(3) The high-volume foam delivery system is throwing 8,000 gpm of foam 500 feet.
New Jersey’s state fire marshal secured a grant under UASI to purchase a first-of-its-kind foam and pumping system. An aerial survey of the northern New Jersey shoreline opposite New York City shows numerous industrial facilities. With the municipal fire services woefully underprepared to fight these types of fires, the state obtained a large cache of high-caliber, high-volume foam firefighting equipment, which was specified, purchased, and put in service within 18 months. The foam firefighting arsenal has grown exponentially (photos 1-3).
MAC-SICS has a variety of specialized equipment for the industrial setting. Through our newly organized relationship with the state, everyone now knows what we have and what’s available. Our equipment, staffing, and related resources are also now included in the new statewide County Fire Coordinator’s Resource database. Each of New Jersey’s 21 counties has a fire coordinator who is linked to the state fire marshal’s office. These coordinators share information electronically and can update inventories daily.
The MAC-SICS group offers the following:
• 20 foam pumpers,
• 30,000 gallons of foam concentrate,
• 18 haz-mat teams,
• 10 technical rescue teams, and
• numerous subject-matter experts.
Another national private group worth noting is BENS (Business Executives for National Security), a conglomeration of CEOs who have partnered with the U.S. Department of Homeland Security to offer assistance in emergencies. The DHS organizational chart includes a position for a private industry liaison who works directly with BENS. A local chapter, the New Jersey Business Force (NJBF), consists of local representatives of the companies we work for, such as plant managers. They got in the boat along with us even though we were in first, as usual!
We continue to meet, drill, and partner with the municipal services. At this year’s Fire Service Homeland Security Symposium, sponsored by the fire marshal’s office, and at last year’s inaugural symposium, we offered our municipal counterparts this information and urged them to make the call if needed. We also reminded everyone of a quote from a CEO of a refining company that suffered a massive explosion and large loss of life: “It’s too late to start planning when the explosion takes place. You’ve got to have a practiced plan ready to go.”

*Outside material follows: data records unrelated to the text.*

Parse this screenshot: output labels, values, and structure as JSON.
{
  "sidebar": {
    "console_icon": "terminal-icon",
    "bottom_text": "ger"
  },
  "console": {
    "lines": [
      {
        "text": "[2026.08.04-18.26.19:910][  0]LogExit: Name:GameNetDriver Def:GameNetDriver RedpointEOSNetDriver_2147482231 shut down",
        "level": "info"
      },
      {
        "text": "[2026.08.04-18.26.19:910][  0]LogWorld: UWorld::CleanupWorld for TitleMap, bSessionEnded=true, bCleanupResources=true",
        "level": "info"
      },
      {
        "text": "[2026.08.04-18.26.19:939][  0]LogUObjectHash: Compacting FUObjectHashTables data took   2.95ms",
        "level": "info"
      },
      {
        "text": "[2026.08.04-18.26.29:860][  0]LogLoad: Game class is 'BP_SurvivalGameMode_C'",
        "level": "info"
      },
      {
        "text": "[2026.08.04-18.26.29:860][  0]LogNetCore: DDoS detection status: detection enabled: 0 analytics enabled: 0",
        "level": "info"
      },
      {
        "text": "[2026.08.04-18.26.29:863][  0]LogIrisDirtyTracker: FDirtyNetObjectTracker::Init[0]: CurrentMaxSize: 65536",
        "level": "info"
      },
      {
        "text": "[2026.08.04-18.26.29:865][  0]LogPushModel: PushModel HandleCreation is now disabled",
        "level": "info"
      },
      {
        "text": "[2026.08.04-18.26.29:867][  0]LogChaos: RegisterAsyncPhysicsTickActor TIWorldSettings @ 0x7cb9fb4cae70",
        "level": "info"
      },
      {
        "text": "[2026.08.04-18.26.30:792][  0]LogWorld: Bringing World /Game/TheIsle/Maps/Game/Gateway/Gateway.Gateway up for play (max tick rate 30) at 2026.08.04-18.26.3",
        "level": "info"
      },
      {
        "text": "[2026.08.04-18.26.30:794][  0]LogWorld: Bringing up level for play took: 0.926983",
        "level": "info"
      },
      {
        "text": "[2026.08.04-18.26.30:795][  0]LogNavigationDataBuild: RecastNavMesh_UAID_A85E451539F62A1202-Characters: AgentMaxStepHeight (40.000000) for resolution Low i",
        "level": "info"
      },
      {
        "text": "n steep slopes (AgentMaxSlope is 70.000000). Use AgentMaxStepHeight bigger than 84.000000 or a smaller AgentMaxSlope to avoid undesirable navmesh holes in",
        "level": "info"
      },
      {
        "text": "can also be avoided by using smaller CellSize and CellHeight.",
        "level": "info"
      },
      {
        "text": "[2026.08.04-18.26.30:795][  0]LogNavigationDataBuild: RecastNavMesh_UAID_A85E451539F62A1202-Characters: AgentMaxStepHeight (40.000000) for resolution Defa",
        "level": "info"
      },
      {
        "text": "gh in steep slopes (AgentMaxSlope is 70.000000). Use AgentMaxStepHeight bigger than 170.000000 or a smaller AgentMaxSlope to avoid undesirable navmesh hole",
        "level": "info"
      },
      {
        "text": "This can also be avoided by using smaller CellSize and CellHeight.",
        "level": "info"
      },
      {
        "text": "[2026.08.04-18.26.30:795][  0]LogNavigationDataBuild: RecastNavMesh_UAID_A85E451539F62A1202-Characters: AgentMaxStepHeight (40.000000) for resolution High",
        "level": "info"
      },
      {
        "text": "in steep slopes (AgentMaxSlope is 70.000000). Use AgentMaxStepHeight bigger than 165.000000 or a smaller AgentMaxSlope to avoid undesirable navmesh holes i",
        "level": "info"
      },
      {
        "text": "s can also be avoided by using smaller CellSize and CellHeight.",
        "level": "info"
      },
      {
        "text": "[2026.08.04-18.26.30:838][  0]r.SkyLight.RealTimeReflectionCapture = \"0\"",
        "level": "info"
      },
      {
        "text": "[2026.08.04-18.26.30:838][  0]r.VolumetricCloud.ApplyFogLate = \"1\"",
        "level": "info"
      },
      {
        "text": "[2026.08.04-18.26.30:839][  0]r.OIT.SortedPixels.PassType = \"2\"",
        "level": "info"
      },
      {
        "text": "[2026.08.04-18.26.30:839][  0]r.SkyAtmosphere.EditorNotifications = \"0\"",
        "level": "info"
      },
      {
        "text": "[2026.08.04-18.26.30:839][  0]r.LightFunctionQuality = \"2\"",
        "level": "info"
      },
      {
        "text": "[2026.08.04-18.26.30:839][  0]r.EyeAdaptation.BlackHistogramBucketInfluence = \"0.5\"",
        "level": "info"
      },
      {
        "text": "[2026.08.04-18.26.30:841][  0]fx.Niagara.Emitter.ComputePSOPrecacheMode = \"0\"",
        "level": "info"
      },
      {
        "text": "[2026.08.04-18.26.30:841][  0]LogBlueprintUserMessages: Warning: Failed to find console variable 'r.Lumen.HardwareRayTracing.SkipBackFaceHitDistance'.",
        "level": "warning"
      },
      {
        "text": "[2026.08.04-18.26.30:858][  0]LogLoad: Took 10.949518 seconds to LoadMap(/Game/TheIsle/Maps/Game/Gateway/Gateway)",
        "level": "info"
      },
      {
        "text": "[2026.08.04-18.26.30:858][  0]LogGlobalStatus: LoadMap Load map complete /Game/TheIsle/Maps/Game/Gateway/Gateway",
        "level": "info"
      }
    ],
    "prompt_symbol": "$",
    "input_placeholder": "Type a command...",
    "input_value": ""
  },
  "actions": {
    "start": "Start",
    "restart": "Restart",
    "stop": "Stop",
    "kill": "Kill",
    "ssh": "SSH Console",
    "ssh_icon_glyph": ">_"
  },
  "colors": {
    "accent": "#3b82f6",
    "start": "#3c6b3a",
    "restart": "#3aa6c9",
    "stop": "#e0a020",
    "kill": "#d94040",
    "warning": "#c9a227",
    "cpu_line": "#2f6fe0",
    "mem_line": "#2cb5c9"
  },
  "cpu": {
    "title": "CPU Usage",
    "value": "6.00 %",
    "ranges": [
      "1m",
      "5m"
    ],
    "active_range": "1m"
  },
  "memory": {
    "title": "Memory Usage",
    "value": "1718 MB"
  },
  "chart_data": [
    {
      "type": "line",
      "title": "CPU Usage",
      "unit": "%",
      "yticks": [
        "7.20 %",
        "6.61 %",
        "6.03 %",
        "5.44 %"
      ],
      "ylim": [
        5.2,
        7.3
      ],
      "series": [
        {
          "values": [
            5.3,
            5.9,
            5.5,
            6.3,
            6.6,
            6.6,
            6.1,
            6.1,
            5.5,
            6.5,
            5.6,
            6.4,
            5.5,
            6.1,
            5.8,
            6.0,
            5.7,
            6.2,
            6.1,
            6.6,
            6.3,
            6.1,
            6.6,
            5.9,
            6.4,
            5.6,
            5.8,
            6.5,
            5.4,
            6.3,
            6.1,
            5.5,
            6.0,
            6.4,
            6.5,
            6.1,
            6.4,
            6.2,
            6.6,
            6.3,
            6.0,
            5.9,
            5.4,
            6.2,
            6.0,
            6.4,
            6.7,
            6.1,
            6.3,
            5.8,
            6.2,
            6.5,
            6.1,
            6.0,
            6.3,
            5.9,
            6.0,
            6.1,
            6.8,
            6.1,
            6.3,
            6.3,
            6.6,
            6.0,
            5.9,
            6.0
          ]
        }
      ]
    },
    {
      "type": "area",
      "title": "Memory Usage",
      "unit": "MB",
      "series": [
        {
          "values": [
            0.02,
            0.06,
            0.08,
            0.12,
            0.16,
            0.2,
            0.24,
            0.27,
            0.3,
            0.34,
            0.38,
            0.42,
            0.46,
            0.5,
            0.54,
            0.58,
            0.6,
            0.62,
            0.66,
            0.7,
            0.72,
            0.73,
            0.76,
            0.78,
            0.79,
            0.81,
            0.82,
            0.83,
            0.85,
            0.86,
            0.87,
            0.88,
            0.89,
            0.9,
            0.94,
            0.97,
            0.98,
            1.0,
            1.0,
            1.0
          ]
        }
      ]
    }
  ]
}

In September of this year, the MAC-SICS companies, the New Jersey State Fire Marshal’s staff, and members of the New Jersey Business Force met to sign the mutual-aid agreement, which had been finalized and reviewed by the state attorney general’s office, and the legal departments of the involved industries. The ceremony occurred on the aft deck of the battleship U.S.S. New Jersey, permanently moored at the Camden waterfront. It was a moment for which we had waited for almost three years, the culmination of a lot of hard work and diligence on the part of all parties.
Following the ceremony, those assembled received a tour of the battleship, which had served the country in World War II, Korea, Vietnam, and the Gulf Wars. Chief Pat Robinson of the Valero Refining Company, who spoke at the signing, compared the ship on which we were standing with the battle the fire service does every day. The U.S.S. New Jersey, Robinson said, “stood in defiance during wartime to support our great nation. We stand here today in support of an alliance to help better prepare our state during times of crisis. Bullets and shells are replaced with foam caches, specialized high-flow monitors, and other unique equipment that make up our arsenal. Our enemy is fire and havoc no matter what the root cause. ”
• • •
We are practicing. We are planning. We hope and pray we never need to mobilize. But if we do, we believe we can make a difference. We urge all industries to work together and strongly suggest that industry and government get together as well, way before the alarm is transmitted. ■